Swindale House, Aldeburgh, Suffolk
The 1851 census records the Garrett family living at Swindale House in Aldeburgh, located between the Vicarage and Church Farm.
1 By serendipity this address was featured from the 1851 census for Suffolk in the November 2006 Family Tree Magazine as the home of Elizabeth Garrett Anderson.
2 Despite living for ten years in this area of Suffolk I (AJS) was unaware of this connection. Prior to seeing the above article the only Swindale connections in Suffolk that I was aware of were
i) The marriage of Thomas Swindale and Margerye Kyrspe in St Mary, Woodbridge in 1579
ii) The move from Devon (via Berkshire) to Ipswich of Dr John Popham Swindale around 1905
iii) The migration of my great-uncle (Joseph) Thomas Swindale to Ipswich from Cumberland around 1902
3 The house might be named after a Swindale family living there at an earlier date or by someone with connections with one of the places named Swindale.

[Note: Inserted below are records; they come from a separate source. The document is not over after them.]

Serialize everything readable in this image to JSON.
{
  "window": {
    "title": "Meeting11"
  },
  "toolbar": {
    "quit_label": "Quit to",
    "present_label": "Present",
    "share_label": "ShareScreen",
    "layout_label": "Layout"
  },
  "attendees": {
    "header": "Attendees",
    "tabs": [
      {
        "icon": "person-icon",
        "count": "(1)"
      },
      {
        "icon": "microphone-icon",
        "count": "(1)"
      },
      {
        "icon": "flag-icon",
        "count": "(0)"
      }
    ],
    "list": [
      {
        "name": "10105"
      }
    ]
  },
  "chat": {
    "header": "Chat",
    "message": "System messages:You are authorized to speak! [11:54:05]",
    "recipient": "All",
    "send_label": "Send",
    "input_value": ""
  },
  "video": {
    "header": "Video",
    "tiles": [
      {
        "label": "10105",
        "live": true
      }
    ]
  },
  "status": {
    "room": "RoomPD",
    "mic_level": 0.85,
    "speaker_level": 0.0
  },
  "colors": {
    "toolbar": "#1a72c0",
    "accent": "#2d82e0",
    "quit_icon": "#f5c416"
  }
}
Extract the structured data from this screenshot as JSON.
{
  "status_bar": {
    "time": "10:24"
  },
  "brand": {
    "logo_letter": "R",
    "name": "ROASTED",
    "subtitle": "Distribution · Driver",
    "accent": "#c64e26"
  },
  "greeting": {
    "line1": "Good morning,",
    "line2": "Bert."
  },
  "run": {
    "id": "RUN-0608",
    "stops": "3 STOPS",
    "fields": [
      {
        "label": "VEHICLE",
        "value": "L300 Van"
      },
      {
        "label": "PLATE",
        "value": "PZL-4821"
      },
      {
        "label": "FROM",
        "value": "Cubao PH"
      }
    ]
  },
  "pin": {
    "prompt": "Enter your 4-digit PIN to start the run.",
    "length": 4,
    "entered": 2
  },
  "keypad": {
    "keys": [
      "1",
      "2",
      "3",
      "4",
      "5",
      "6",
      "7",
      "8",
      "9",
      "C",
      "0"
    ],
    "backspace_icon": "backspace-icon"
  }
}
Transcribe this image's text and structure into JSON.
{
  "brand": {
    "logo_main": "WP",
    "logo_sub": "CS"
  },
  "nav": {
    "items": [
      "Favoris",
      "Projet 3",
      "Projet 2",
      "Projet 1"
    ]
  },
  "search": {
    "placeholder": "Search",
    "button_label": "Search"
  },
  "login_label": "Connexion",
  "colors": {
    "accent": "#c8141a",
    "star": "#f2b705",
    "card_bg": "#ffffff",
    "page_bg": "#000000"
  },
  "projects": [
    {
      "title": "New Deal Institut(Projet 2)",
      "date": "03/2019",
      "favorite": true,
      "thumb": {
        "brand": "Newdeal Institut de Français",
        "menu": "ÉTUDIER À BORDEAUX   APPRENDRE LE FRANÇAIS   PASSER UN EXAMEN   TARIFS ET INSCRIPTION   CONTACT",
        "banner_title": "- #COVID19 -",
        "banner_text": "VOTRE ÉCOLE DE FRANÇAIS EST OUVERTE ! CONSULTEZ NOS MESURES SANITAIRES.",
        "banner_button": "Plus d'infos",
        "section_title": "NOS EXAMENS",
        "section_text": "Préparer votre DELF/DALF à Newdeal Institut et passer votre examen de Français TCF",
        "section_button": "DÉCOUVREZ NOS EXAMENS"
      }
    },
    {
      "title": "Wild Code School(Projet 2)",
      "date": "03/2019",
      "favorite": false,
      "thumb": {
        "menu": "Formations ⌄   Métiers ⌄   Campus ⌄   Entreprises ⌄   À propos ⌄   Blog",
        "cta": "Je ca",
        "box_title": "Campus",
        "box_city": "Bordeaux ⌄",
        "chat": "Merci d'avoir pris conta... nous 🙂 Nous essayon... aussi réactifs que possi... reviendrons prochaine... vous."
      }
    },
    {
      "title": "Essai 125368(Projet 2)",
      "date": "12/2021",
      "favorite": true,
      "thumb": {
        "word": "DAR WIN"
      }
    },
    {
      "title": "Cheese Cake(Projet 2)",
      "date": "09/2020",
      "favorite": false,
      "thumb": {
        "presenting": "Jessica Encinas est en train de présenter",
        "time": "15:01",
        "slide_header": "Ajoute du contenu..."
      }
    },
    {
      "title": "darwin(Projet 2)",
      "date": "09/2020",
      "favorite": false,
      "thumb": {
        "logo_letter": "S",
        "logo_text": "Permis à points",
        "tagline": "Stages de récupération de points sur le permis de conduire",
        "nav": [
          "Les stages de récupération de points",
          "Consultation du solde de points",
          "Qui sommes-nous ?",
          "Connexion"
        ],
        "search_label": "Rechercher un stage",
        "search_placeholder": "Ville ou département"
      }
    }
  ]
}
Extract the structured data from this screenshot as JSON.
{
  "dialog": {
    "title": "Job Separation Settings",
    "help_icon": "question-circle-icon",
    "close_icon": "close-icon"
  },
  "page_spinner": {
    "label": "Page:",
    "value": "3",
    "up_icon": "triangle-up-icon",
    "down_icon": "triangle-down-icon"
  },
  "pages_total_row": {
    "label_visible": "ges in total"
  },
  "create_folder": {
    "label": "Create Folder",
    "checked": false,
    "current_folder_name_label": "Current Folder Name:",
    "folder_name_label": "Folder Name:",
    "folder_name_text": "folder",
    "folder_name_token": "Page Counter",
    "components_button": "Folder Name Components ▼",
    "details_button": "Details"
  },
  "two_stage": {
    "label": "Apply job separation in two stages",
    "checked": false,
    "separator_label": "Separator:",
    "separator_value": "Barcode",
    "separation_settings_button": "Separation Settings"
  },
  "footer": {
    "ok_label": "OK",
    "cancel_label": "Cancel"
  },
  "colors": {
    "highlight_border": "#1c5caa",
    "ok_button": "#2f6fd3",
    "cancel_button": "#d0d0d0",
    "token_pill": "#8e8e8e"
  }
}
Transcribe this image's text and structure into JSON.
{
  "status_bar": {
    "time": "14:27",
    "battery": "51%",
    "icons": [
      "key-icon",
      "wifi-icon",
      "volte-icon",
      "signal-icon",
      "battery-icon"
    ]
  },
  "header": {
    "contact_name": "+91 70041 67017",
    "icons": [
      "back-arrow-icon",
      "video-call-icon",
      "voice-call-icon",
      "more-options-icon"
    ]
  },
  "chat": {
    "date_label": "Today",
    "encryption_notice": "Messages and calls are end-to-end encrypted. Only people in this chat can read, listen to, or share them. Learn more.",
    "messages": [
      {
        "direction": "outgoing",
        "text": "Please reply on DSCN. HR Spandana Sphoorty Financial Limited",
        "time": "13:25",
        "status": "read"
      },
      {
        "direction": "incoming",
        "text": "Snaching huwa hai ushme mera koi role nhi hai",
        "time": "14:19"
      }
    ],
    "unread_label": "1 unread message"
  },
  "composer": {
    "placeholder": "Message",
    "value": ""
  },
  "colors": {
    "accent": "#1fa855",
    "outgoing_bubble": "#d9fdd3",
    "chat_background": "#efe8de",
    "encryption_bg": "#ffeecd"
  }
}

January 2007 - discovered that John Swindell from Cheshire was married at Aldeburgh in 1827.
5 With acknowledgements to Family Tree Magazine, November 2006 -
"In the 19th century, a career as a physician was a highly respectable following for a man. Yet it was considered outrageous for any woman to pursue a career in such a traditionally male-dominated society.
"Despite this, some women were determined to succeed. Born in 1836, Elizabeth Garrett Anderson wanted to become a doctor from an early age, but still met with great resistance when applying to medical institutions, all of which denied her entry.
"She was finally permitted to attend Middlesex Hospital as a nursing student, but was deeply unpopular, particularly after an incident in which she was shown to be the only student able to answer the lecturer's questions. As a result she was barred from attending by other students.
"In 1865 she took and passed the Society of Apothecaries' exam, as the regulations didn't state that women couldn't sit it. Immediately afterwards, the society changed its rules to forbid women from taking the exam - a discouraging example of the mindset she was up against.
"Still determined to become a doctor, she travelled to France and finally gained her degree from the University of Paris.
"She married in 1871 and combined having children with her ongoing career - founding the New Hospital for Women in London and subsequently the London School of Medecine for Women.
"In 1876 a government Act declared that all women should be allowed to enter the medical professions - an Act almost certainly influenced by her achievements."